ummmm… good journalism doesn’t sell ads. That is the point of the problems right now.

Posted by joe | Report as abusive

Advertising personnel is held to dollar revenue standards, why not hold journalists to reader numbers?

There are plenty of market studies to show newspaper publishers exactly what readers are looking at. If it’s not well read, cut it (and the person writing it unless there’s an area that person can contribute to that will be or is well read).

I’m not sure I agree on the standardized number of stories, but surely by allocating resources to the areas people want to read (including investigative reporting pieces), you can’t lose?

The number of readers has a direct impact on ad dollars – look at preprint numbers if nothing else. We need readers, and therefore need newsrooms to write about what readers want.

Posted by ShaBay | Report as abusive

Thanks for writing. Newspapers traditionally have handled the issue of what readers want by adding and subtracting beats from their coverage areas, or larding up beats with more reporters if a topic really heats up and readers demand attention. Nowadays we see newspapers that have no compelling reason to staff overseas bureaus simply cutting out the bureaus while demanding more local coverage from their (ever smaller) staffs.

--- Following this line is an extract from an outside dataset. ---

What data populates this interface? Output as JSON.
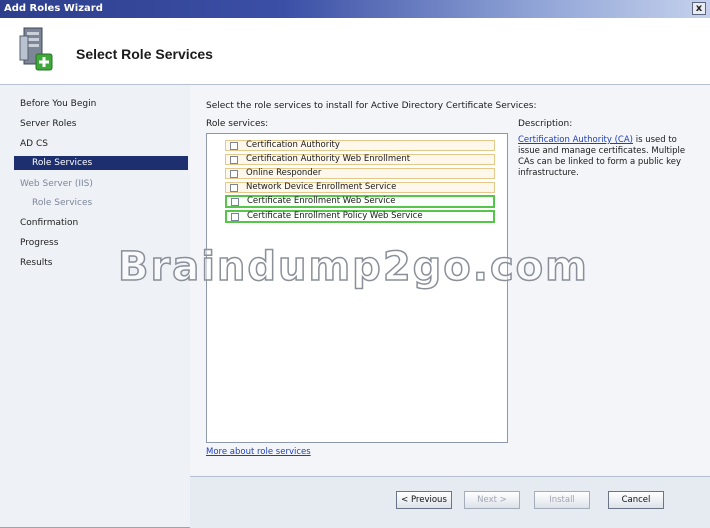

That gets away from a more difficult and tangential topic, but one that relates to your comment: Some people argue that there is a need to bring news of world events to people’s attention, whether or not it has a direct impact on their lives. If they choose to read it, then they do, but maybe they don’t. The Indian Ocean tsunami was front-page news everywhere, but there are probably many towns in the United States where it had little to no direct impact. Should it have been reported there? I don’t have an answer to that question, but I am curious about what you think.

Posted by Robert MacMillan | Report as abusive

If the only measure of journalism is the number of readers (and we know that the larger the headline, the greater the audience),then it will all Rupert, all the time. Then again, Zell obviously yearns to leave his mark on the public face. There is no other explanation for the mindless and inane and schlocky musings of Randy Michaels. The entire mess is a train wreck. Yet Zell has relatively nothing to lose. You bet the Trib people, including those related to Trib people, are suffering beyond the horizon and all you Zell people have for us are crusty cliches and platitudes from the old rehab days. So have a happy day. We will be sure to crank out the content instead of writing the stories.

Posted by Joan Bien | Report as abusive